The infamous Blues jerseys with the trumpets and the Cool Cat and so forth were notably shot down by Mike Keenan, who even in the mid-90s was wise enough to see what a disgrace they were. No one had a similar thought here? Not one person with enough power and smarts to pull someone aside and say, "I think Gilbert Perreault died specifically so he could spin in his grave over this jersey."
I mean, good lord.
4. Something Kent mentioned
One thing that caught my eye this week, buried way down deep in Kent's Random Thoughts column, was the idea that both Bob Hartley and Jay Feaster might be on the outs with the Flames before the rebuild is over.
I don't see how there's any "might" about it, quite frankly.
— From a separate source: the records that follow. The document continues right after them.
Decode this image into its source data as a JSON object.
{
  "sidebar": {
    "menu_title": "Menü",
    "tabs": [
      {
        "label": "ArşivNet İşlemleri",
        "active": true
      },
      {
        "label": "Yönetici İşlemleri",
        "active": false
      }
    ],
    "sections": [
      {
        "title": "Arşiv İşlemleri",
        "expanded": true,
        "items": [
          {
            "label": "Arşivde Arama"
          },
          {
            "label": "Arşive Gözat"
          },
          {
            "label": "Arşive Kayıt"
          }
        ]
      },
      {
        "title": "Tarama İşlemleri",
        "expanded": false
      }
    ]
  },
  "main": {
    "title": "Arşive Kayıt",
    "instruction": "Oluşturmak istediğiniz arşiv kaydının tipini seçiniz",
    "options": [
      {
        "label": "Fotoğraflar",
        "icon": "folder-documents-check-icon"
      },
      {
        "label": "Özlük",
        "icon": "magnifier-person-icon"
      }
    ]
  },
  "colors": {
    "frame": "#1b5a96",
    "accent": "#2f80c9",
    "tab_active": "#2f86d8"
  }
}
Hartley always struck me as a Feaster hire first and foremost, moreso than his ever having been the right man for the job or anything so silly as that. So the two likely go hand-in-hand out the door the second this team looks even remotely capable of winning again. It happened in Edmonton (for good reason) and it will happen in Calgary as well. For equally good reason.
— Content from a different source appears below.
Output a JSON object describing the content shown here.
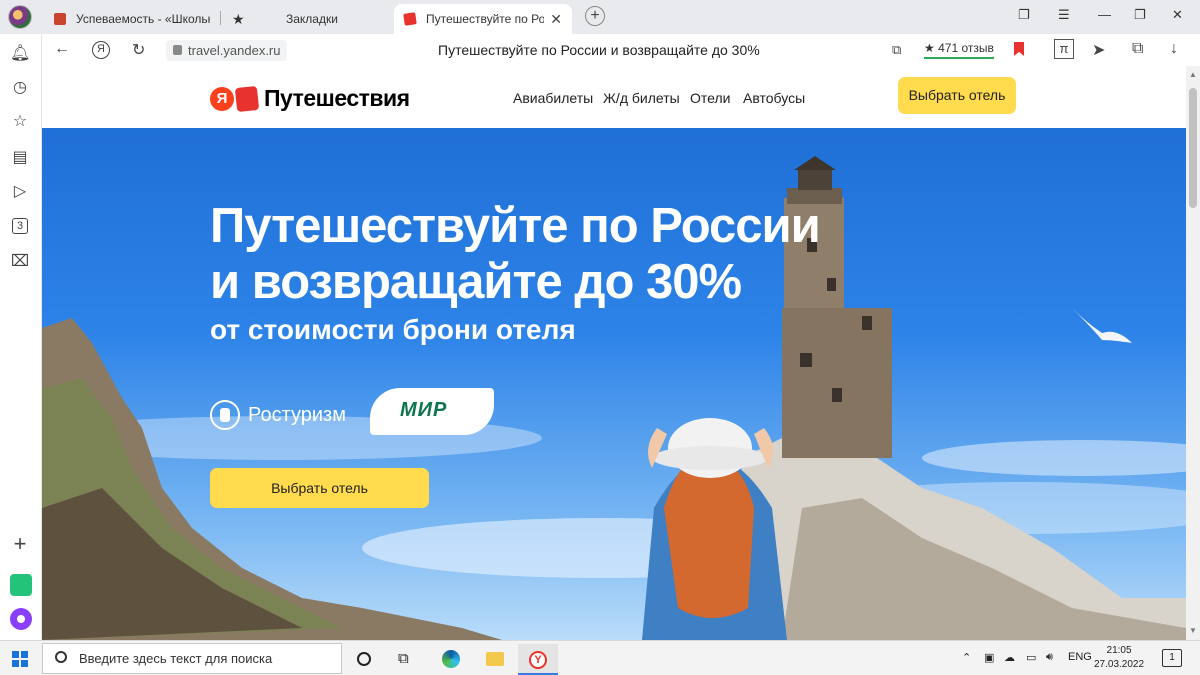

(Written prior to the official Burke hiring, which probably makes this even more likely)
5. The Kadri-and-the-Media situation
The past few weeks have gotten a little tense in Toronto with Nazem Kadri and Cody Franson both going unsigned and training camp something like a week away at this point.
This has led to a lot of speculation about who's asking for what and why, but most of the focus has been on Kadri given his production last season and status as one of the best Maple Leafs prospects in years. The problem with that, it seems, is that Toronto seems to be running something of a smear campaign against him, putting out there that he is making outrageous contract demands following one lockout-shortened, 48-game season in which he was admittedly superb. "Kadri wants a John Tavares-type contract," has been a standard refrain from the media in the last week or so.
It was again echoed by no less than Bob McKenzie this week, who, unlike his TSN cohort and Dave Nonis' second cousin Darren Dreger, isn't just some stooge who will say nearly anything to curry favor (remember when he said Ian White should apologize for calling Gary Bettman an idiot?). McKenzie reporting something that concretely means someone very high up gave him that info, and that he has little reason to disbelieve it.
However, Kadri refuted that report on Twitter, to McKenzie, calling him Bobo. This is the second time he's said that the things being reported about his contract demands were off-base.
What's interesting to me about all this is not that he's doing it on Twitter, but rather that he's doing it at all. I wonder if it will in any way start a trend about the ways in which players deal with reports about their ongoing negotiations. While Kadri, and players like him, haven't often had the summer platforms teams might have, that's certainly changing nowadays and where, before, guys could get run out of town, or have their fans turned against them without perceived outlandish demands, Kadri's handling is interesting. While it would be nice to see him say, "Here's what we're really asking for," that's not going to happen because it's considered negotiating in public and people generally don't like that.
Could Kadri be lying? Sure, but I doubt he'd do it this emphatically. He has no real reason to lie in this situation other than to save face, but if he wanted to do it that badly he'd just take an offer he felt (probably rightly, given Toronto's cap situation) was beneath him.
I'm always interested to see how the sausage is made, so to speak, in these types of negotiations, so any kind of peek inside is fascinating. Yes, even when it's as childish as this stuff has become.